Someone has to be the one to say it, so I will. Boys and girls can just be friends. More specifically, a boy and a girl can be friends, good friends, without having thoughts of something more.
Of course, it is easier to claim that idea than to establish it. In everyday life, we see pairs walking in the hallway — sometimes a boy and a girl, and for some reason this triggers an automatic question about the couple’s relationship status. Almost instinctively, the immediate question is “Are they together?”
When I realized that I began to do as others did, I started to wonder why that is. I believe the root of this issue is planted deep within the many tropes of literature and media. The girl to boy friendship that eventually becomes a relationship is one of those hackneyed story features.
Two notorious examples of this circumstance are “The Fault in Our Stars” (movie and book) by John Green and “Romeo and Juliet” by William Shakespeare.
Take the first selection for example: It’s the story of two cancer patients who end up in a therapy group together to do nothing but ventilate their emotions. Of course, the arbitrariness of their genders eventually entails them falling for one another in a not-so-epic (however heartfelt) companionship, which in this case is a relationship shared by one boy and one girl.

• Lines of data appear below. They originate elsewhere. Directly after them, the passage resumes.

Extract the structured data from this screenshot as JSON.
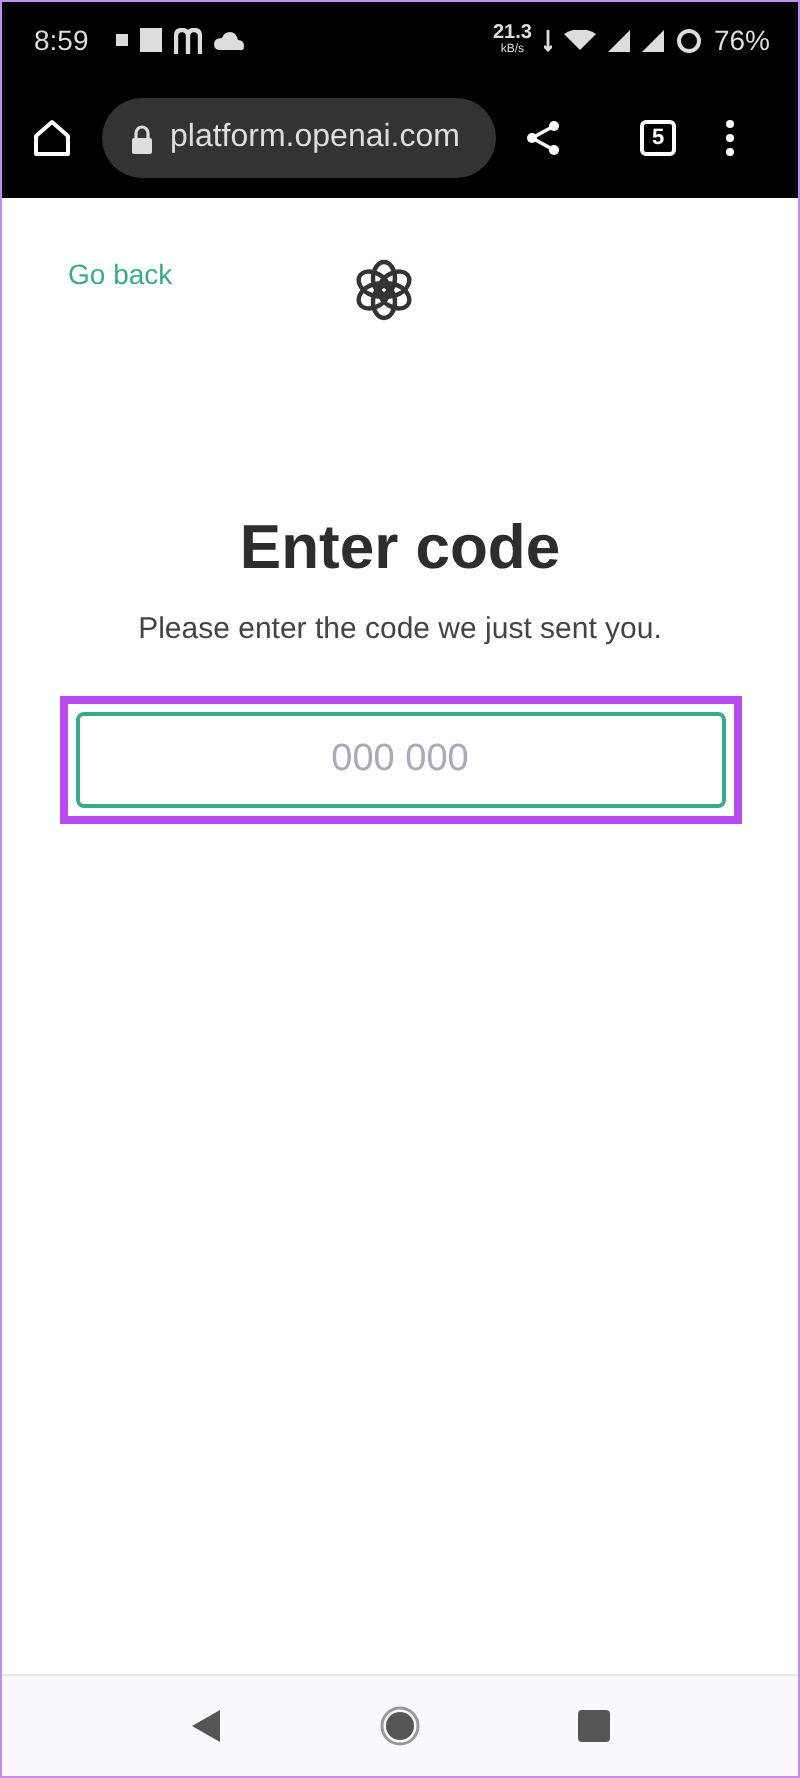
{
  "status_bar": {
    "time": "8:59",
    "speed_value": "21.3",
    "speed_unit": "kB/s",
    "battery": "76%"
  },
  "browser": {
    "url": "platform.openai.com",
    "tab_count": "5"
  },
  "page": {
    "back_link": "Go back",
    "title": "Enter code",
    "subtitle": "Please enter the code we just sent you.",
    "code_field": {
      "placeholder": "000 000",
      "highlighted": true
    }
  }
}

While the thick of the story follows the main character in her journey to cope with her illness, she becomes enamored along the way with her male friend turned boyfriend.
In “Romeo and Juliet,” Shakespeare pens a magnificent tragedy where two star-crossed lovers meet rather ironic and unfortunate demises in search for the other’s loving embrace. Again, there are other elements of this classic to be noted, but the aspects of love between none other than a boy and girl are mostly recognized instead.
In both instances, the relationships feature a boy and a girl, and I believe the repetition of relationships like these help to condition our brains to notice pairs in passing and the possibile partnerships. I say this because these aren’t the only titles to have this plot point as numerous others do. As a result, society is always exposed to this particular formation of a relationship repeatedly.
Ultimately, we use the contexts and examples from media and literature to evaluate real life scenarios. Our mindsets bleed into the privacy and awkward stares from across classrooms, which unfairly make any two given people into a couple, especially when it’s between a boy and a girl.
While the main source of this issue derives from literature and media, it doesn’t mean that we have to adhere to its influence. The solution is simple: Go on about your day and not worry about or think about the “ship” that two people may carry.